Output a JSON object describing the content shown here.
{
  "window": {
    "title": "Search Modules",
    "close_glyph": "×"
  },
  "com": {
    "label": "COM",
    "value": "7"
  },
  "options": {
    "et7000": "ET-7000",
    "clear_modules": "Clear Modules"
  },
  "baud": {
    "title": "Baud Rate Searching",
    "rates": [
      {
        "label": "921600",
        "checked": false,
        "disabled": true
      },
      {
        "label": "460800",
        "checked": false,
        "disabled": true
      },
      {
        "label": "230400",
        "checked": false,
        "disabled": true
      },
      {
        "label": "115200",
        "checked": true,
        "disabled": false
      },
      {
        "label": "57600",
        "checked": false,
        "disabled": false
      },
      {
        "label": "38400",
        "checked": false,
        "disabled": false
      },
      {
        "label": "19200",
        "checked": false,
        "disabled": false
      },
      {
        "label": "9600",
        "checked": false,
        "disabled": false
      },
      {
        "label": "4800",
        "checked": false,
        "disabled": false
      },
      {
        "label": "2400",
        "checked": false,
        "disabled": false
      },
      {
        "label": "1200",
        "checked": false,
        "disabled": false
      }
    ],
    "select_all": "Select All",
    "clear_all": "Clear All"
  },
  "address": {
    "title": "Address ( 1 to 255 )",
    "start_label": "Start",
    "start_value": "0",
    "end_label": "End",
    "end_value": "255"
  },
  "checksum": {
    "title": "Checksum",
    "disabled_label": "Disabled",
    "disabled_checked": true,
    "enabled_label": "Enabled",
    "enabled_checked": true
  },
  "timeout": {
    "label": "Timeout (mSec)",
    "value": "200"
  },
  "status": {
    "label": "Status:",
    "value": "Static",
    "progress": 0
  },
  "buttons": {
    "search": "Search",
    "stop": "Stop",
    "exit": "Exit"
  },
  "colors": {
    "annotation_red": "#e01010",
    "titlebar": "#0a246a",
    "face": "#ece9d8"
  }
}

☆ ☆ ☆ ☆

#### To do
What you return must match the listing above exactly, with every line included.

#### Exercise solution
Output a JSON object describing the content shown here.
{
  "window": {
    "title": "Search Modules",
    "close_glyph": "×"
  },
  "com": {
    "label": "COM",
    "value": "7"
  },
  "options": {
    "et7000": "ET-7000",
    "clear_modules": "Clear Modules"
  },
  "baud": {
    "title": "Baud Rate Searching",
    "rates": [
      {
        "label": "921600",
        "checked": false,
        "disabled": true
      },
      {
        "label": "460800",
        "checked": false,
        "disabled": true
      },
      {
        "label": "230400",
        "checked": false,
        "disabled": true
      },
      {
        "label": "115200",
        "checked": true,
        "disabled": false
      },
      {
        "label": "57600",
        "checked": false,
        "disabled": false
      },
      {
        "label": "38400",
        "checked": false,
        "disabled": false
      },
      {
        "label": "19200",
        "checked": false,
        "disabled": false
      },
      {
        "label": "9600",
        "checked": false,
        "disabled": false
      },
      {
        "label": "4800",
        "checked": false,
        "disabled": false
      },
      {
        "label": "2400",
        "checked": false,
        "disabled": false
      },
      {
        "label": "1200",
        "checked": false,
        "disabled": false
      }
    ],
    "select_all": "Select All",
    "clear_all": "Clear All"
  },
  "address": {
    "title": "Address ( 1 to 255 )",
    "start_label": "Start",
    "start_value": "0",
    "end_label": "End",
    "end_value": "255"
  },
  "checksum": {
    "title": "Checksum",
    "disabled_label": "Disabled",
    "disabled_checked": true,
    "enabled_label": "Enabled",
    "enabled_checked": true
  },
  "timeout": {
    "label": "Timeout (mSec)",
    "value": "200"
  },
  "status": {
    "label": "Status:",
    "value": "Static",
    "progress": 0
  },
  "buttons": {
    "search": "Search",
    "stop": "Stop",
    "exit": "Exit"
  },
  "colors": {
    "annotation_red": "#e01010",
    "titlebar": "#0a246a",
    "face": "#ece9d8"
  }
}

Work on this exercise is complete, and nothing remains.